*WHAT IS EXPECTED*.
Your answer should consist of the lines in the following data that contain "true".

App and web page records
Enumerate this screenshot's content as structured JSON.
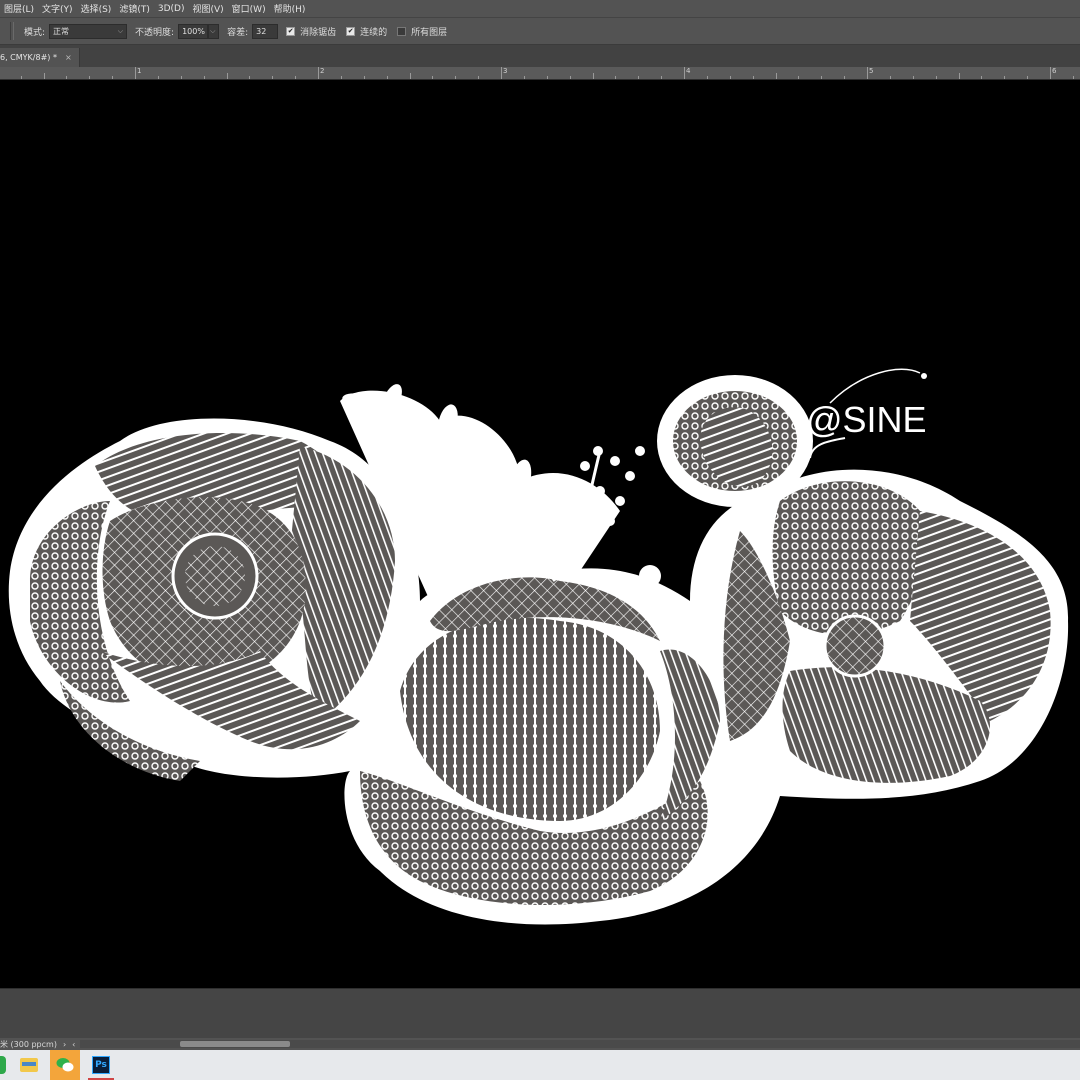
{
  "menu": {
    "items": [
      "图层(L)",
      "文字(Y)",
      "选择(S)",
      "滤镜(T)",
      "3D(D)",
      "视图(V)",
      "窗口(W)",
      "帮助(H)"
    ]
  },
  "options": {
    "mode_label": "模式:",
    "mode_value": "正常",
    "opacity_label": "不透明度:",
    "opacity_value": "100%",
    "tolerance_label": "容差:",
    "tolerance_value": "32",
    "antialias_label": "消除锯齿",
    "antialias_checked": true,
    "contiguous_label": "连续的",
    "contiguous_checked": true,
    "all_layers_label": "所有图层",
    "all_layers_checked": false
  },
  "document_tab": {
    "title": "6, CMYK/8#) *",
    "close": "×"
  },
  "ruler": {
    "numbers": [
      "1",
      "2",
      "3",
      "4",
      "5",
      "6"
    ]
  },
  "artwork": {
    "watermark": "@SINE"
  },
  "status": {
    "text": "米 (300 ppcm)",
    "arrow": "›",
    "left_arrow": "‹"
  },
  "taskbar": {
    "apps": [
      "file-explorer",
      "wechat",
      "photoshop"
    ],
    "ps_label": "Ps"
  }
}
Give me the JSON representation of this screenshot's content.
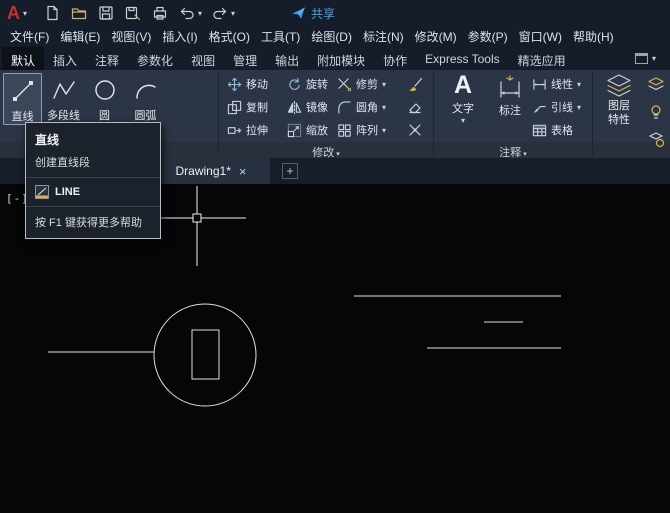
{
  "titlebar": {
    "logo_letter": "A",
    "share_label": "共享"
  },
  "menubar": {
    "items": [
      "文件(F)",
      "编辑(E)",
      "视图(V)",
      "插入(I)",
      "格式(O)",
      "工具(T)",
      "绘图(D)",
      "标注(N)",
      "修改(M)",
      "参数(P)",
      "窗口(W)",
      "帮助(H)"
    ]
  },
  "ribbon": {
    "tabs": [
      "默认",
      "插入",
      "注释",
      "参数化",
      "视图",
      "管理",
      "输出",
      "附加模块",
      "协作",
      "Express Tools",
      "精选应用"
    ],
    "panels": {
      "draw": {
        "tools": [
          "直线",
          "多段线",
          "圆",
          "圆弧"
        ]
      },
      "modify": {
        "label": "修改",
        "rows": [
          [
            "移动",
            "旋转",
            "修剪"
          ],
          [
            "复制",
            "镜像",
            "圆角"
          ],
          [
            "拉伸",
            "缩放",
            "阵列"
          ]
        ]
      },
      "annotate": {
        "label": "注释",
        "text_icon": "A",
        "text_tool": "文字",
        "dim_tool": "标注",
        "small_tools": [
          "线性",
          "引线",
          "表格"
        ]
      },
      "layers": {
        "button_label_line1": "图层",
        "button_label_line2": "特性"
      }
    }
  },
  "doc_tabs": {
    "active": "Drawing1*"
  },
  "tooltip": {
    "title": "直线",
    "description": "创建直线段",
    "command": "LINE",
    "help": "按 F1 键获得更多帮助"
  },
  "canvas": {
    "viewport_controls": "[-]["
  },
  "glyphs": {
    "dropdown": "▾",
    "close": "×",
    "plus": "+"
  }
}
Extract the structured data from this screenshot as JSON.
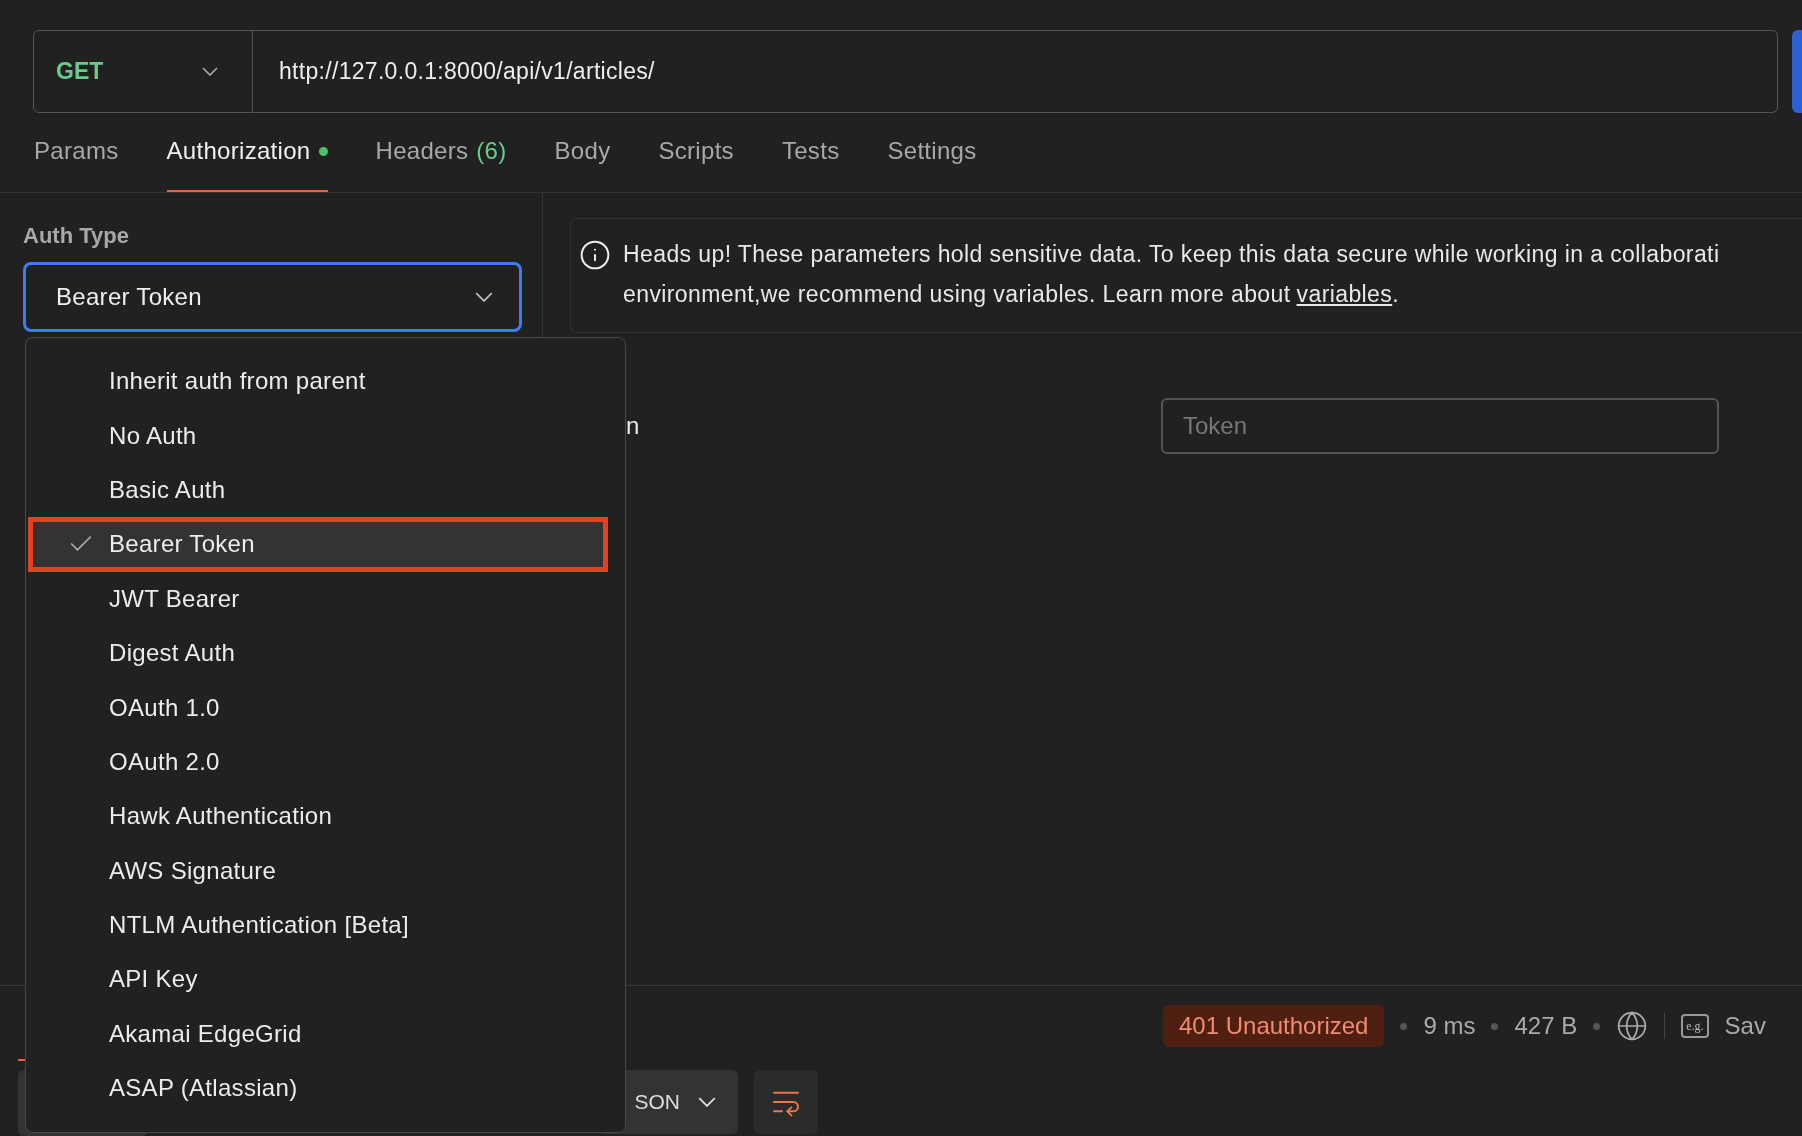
{
  "request": {
    "method": "GET",
    "url": "http://127.0.0.1:8000/api/v1/articles/"
  },
  "tabs": [
    {
      "label": "Params",
      "selected": false,
      "dot": false
    },
    {
      "label": "Authorization",
      "selected": true,
      "dot": true
    },
    {
      "label": "Headers",
      "count": "(6)",
      "selected": false,
      "dot": false
    },
    {
      "label": "Body",
      "selected": false,
      "dot": false
    },
    {
      "label": "Scripts",
      "selected": false,
      "dot": false
    },
    {
      "label": "Tests",
      "selected": false,
      "dot": false
    },
    {
      "label": "Settings",
      "selected": false,
      "dot": false
    }
  ],
  "auth": {
    "label": "Auth Type",
    "value": "Bearer Token",
    "options": [
      {
        "label": "Inherit auth from parent",
        "selected": false
      },
      {
        "label": "No Auth",
        "selected": false
      },
      {
        "label": "Basic Auth",
        "selected": false
      },
      {
        "label": "Bearer Token",
        "selected": true
      },
      {
        "label": "JWT Bearer",
        "selected": false
      },
      {
        "label": "Digest Auth",
        "selected": false
      },
      {
        "label": "OAuth 1.0",
        "selected": false
      },
      {
        "label": "OAuth 2.0",
        "selected": false
      },
      {
        "label": "Hawk Authentication",
        "selected": false
      },
      {
        "label": "AWS Signature",
        "selected": false
      },
      {
        "label": "NTLM Authentication [Beta]",
        "selected": false
      },
      {
        "label": "API Key",
        "selected": false
      },
      {
        "label": "Akamai EdgeGrid",
        "selected": false
      },
      {
        "label": "ASAP (Atlassian)",
        "selected": false
      }
    ]
  },
  "notice": {
    "line1": "Heads up! These parameters hold sensitive data. To keep this data secure while working in a collaborati",
    "line2": "environment,we recommend using variables. Learn more about",
    "link": "variables",
    "end": "."
  },
  "token": {
    "label": "n",
    "placeholder": "Token"
  },
  "response": {
    "status": "401 Unauthorized",
    "time": "9 ms",
    "size": "427 B",
    "example": "e.g.",
    "save": "Sav",
    "format": "SON"
  }
}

*TASK OUTPUT*.
    "antialias_checked": true,
    "contiguous_checked": true,
      "selected": true,
      "dot": true
        "selected": true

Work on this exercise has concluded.